_WORK INSTRUCTION_. Extract every record, exactly as written, and ignore the pictures.

_DATASET EXCERPTS_.
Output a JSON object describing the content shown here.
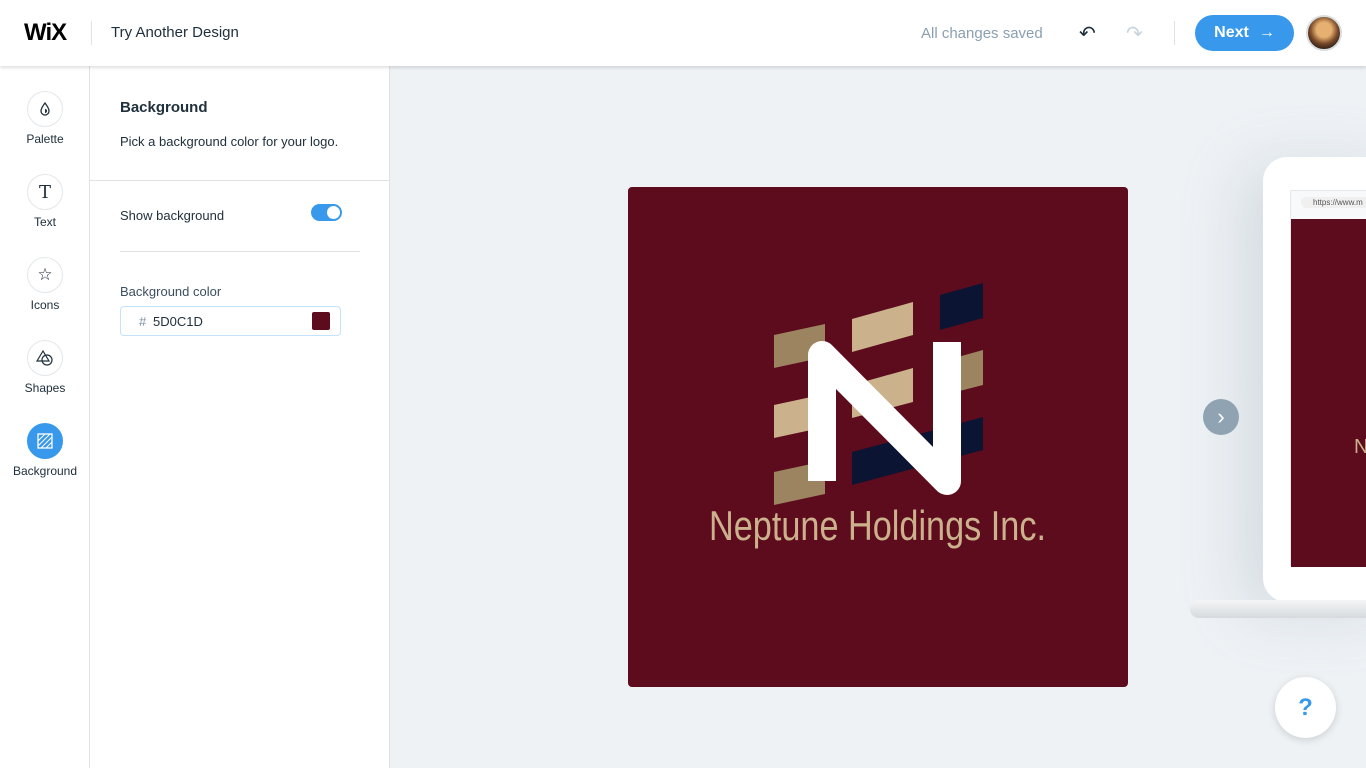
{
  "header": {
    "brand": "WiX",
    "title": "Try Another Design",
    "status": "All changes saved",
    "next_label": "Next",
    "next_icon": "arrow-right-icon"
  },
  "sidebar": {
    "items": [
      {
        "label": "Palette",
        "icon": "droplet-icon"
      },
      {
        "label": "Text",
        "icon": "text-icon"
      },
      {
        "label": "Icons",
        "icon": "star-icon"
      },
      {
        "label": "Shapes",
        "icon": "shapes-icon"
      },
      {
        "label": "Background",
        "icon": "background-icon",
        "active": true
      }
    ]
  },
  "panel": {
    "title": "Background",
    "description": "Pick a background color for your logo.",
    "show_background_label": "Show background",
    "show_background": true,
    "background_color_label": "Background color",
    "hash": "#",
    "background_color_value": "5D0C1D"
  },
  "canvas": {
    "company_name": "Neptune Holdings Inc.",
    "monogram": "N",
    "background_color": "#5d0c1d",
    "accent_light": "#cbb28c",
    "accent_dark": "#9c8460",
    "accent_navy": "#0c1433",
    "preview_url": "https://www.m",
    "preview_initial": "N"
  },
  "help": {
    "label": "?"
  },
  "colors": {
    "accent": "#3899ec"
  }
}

_WRITTEN RESPONSE_.
Output a JSON object describing the content shown here.
{
  "header": {
    "brand": "WiX",
    "title": "Try Another Design",
    "status": "All changes saved",
    "next_label": "Next",
    "next_icon": "arrow-right-icon"
  },
  "sidebar": {
    "items": [
      {
        "label": "Palette",
        "icon": "droplet-icon"
      },
      {
        "label": "Text",
        "icon": "text-icon"
      },
      {
        "label": "Icons",
        "icon": "star-icon"
      },
      {
        "label": "Shapes",
        "icon": "shapes-icon"
      },
      {
        "label": "Background",
        "icon": "background-icon",
        "active": true
      }
    ]
  },
  "panel": {
    "title": "Background",
    "description": "Pick a background color for your logo.",
    "show_background_label": "Show background",
    "show_background": true,
    "background_color_label": "Background color",
    "hash": "#",
    "background_color_value": "5D0C1D"
  },
  "canvas": {
    "company_name": "Neptune Holdings Inc.",
    "monogram": "N",
    "background_color": "#5d0c1d",
    "accent_light": "#cbb28c",
    "accent_dark": "#9c8460",
    "accent_navy": "#0c1433",
    "preview_url": "https://www.m",
    "preview_initial": "N"
  },
  "help": {
    "label": "?"
  },
  "colors": {
    "accent": "#3899ec"
  }
}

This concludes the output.